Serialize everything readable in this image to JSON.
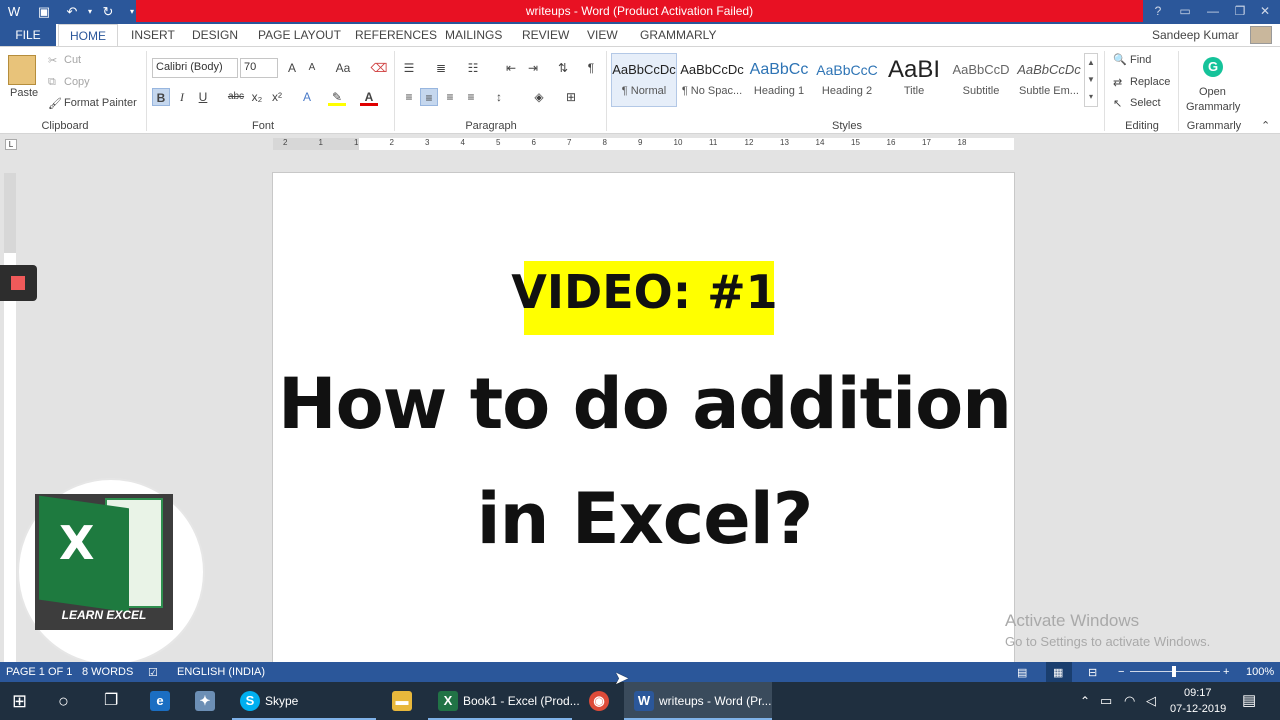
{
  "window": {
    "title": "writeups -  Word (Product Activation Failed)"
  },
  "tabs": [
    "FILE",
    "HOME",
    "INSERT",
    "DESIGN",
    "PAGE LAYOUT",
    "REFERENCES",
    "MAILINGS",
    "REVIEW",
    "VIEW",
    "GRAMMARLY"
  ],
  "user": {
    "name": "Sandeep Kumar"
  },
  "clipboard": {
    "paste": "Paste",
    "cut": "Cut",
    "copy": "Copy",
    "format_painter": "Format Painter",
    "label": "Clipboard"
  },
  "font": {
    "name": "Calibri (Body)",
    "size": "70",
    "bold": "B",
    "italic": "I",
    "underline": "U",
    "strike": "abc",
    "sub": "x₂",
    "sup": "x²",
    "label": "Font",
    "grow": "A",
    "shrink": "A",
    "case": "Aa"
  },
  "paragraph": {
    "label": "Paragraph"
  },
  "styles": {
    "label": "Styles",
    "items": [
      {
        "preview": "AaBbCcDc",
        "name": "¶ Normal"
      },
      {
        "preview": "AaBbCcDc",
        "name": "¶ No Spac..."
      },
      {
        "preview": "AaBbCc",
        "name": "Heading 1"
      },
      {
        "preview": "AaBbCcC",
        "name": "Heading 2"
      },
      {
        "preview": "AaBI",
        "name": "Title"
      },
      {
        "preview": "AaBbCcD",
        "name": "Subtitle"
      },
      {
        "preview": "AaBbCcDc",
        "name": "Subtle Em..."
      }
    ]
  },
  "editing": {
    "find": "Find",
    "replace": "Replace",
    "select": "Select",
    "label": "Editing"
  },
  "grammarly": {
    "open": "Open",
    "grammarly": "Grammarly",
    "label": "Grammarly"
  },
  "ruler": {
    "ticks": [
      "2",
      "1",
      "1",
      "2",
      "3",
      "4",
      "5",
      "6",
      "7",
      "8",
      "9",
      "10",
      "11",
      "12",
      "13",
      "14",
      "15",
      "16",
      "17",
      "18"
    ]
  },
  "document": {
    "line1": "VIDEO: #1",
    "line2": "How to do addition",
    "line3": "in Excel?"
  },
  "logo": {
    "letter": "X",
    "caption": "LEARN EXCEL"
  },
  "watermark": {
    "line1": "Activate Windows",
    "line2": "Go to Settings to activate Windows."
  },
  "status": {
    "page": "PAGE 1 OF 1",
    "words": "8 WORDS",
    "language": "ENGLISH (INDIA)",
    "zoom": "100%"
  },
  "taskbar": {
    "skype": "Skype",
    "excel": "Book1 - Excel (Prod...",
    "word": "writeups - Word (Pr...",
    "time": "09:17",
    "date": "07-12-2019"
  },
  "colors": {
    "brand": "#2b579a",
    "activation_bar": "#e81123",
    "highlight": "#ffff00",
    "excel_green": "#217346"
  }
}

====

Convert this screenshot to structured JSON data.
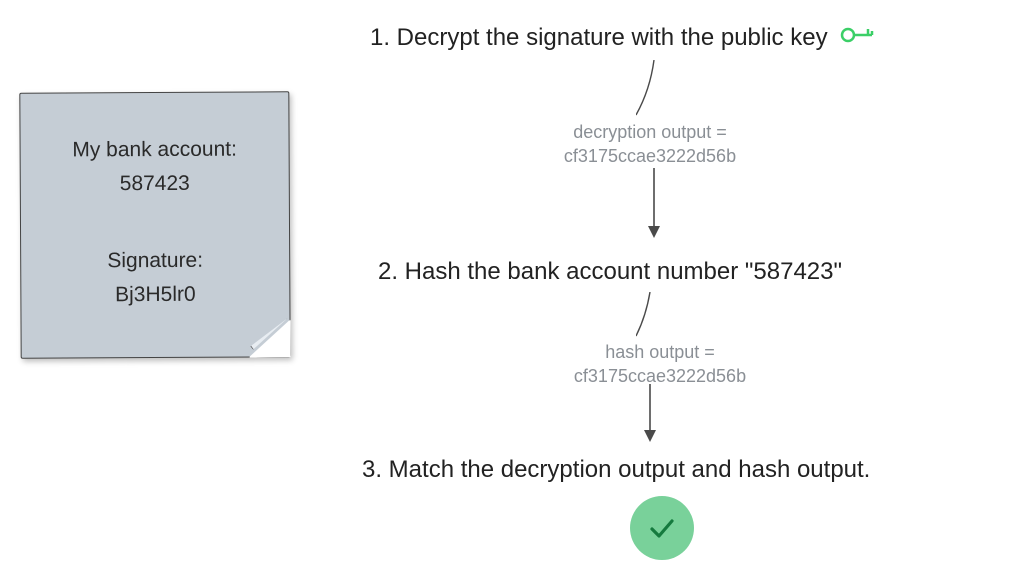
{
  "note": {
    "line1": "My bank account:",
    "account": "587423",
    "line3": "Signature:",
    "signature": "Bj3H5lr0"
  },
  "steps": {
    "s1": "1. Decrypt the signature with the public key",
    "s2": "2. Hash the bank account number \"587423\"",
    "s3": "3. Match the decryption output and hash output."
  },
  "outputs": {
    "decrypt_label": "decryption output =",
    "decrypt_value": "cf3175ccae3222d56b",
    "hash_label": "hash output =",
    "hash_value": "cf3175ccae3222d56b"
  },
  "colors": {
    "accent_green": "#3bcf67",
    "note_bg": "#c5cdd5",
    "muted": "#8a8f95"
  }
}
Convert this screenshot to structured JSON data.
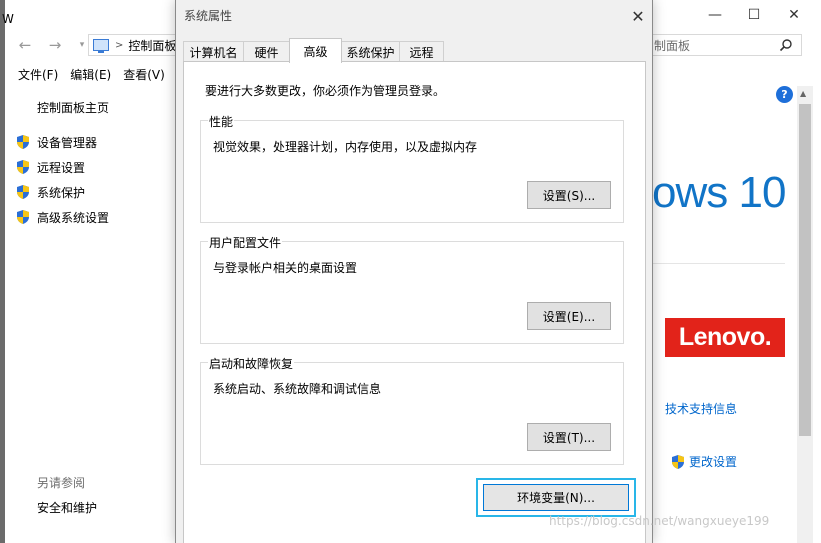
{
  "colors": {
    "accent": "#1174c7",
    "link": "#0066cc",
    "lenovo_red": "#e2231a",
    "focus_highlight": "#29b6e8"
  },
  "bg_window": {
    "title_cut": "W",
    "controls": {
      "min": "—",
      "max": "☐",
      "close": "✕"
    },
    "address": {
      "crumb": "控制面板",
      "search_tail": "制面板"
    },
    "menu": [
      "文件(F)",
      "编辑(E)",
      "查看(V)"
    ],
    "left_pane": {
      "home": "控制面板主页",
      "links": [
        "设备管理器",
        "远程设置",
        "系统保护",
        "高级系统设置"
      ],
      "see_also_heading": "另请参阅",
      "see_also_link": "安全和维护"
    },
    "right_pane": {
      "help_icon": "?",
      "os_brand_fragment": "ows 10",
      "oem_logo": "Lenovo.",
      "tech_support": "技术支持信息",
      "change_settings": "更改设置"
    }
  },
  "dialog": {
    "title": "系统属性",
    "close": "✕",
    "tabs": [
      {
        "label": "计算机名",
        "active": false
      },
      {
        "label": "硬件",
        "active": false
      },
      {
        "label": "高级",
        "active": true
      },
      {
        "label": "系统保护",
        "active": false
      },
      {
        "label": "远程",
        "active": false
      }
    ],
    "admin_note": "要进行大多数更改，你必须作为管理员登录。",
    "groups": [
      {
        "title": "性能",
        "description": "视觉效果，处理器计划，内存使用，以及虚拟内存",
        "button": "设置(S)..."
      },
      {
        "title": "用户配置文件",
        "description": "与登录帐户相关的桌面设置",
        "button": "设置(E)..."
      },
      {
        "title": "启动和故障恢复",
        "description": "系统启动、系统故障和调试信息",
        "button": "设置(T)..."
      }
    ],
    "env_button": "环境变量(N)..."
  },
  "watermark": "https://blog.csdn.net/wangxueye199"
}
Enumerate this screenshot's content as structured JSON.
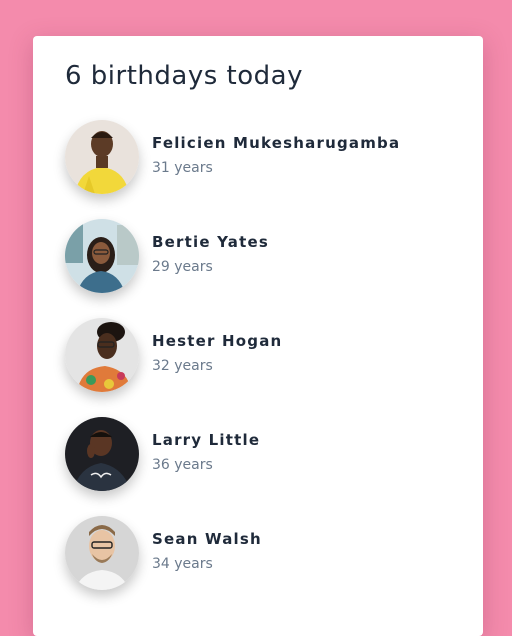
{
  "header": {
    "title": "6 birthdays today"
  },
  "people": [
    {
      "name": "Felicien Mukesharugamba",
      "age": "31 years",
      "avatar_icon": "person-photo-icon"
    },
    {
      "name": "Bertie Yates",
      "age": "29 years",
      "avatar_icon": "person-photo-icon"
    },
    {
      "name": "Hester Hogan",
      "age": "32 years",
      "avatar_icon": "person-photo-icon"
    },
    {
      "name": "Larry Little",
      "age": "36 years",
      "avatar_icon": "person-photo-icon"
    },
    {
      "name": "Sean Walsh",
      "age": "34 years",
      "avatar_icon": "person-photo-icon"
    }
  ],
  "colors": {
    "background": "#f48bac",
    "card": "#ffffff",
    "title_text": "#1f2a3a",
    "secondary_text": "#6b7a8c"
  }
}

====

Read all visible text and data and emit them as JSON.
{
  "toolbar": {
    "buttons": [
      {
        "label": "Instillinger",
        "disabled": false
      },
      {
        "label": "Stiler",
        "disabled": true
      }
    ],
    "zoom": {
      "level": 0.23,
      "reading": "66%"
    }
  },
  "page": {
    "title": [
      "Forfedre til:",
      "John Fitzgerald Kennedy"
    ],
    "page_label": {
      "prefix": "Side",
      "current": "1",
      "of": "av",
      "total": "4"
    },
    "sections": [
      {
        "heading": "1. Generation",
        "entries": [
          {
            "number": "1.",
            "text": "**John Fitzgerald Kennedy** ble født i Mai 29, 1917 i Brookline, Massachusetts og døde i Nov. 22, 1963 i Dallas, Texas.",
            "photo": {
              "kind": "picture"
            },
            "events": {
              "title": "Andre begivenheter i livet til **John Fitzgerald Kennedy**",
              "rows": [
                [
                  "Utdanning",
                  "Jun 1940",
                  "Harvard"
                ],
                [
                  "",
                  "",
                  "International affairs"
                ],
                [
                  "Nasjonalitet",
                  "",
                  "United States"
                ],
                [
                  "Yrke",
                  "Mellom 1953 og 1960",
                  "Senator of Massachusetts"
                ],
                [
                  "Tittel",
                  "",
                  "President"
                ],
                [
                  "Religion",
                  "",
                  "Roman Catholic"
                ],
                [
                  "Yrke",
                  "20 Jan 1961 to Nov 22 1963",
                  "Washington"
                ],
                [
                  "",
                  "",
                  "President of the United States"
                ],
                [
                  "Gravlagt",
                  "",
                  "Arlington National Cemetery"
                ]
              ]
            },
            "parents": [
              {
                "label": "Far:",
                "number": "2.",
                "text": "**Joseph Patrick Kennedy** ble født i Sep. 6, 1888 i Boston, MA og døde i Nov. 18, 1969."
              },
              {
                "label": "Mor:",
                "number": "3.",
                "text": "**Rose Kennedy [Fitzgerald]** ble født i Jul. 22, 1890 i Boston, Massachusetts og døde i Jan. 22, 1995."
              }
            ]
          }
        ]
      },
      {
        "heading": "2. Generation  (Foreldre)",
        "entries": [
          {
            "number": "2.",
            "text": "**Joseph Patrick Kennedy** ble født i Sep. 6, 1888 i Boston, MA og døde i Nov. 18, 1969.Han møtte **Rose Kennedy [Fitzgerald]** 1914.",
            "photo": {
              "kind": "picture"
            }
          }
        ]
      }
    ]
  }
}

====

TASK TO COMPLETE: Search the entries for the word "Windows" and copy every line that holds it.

TASK RESPONSE:
    "line1": "Activate Windows",
    "line2": "Go to Settings to activate Windows."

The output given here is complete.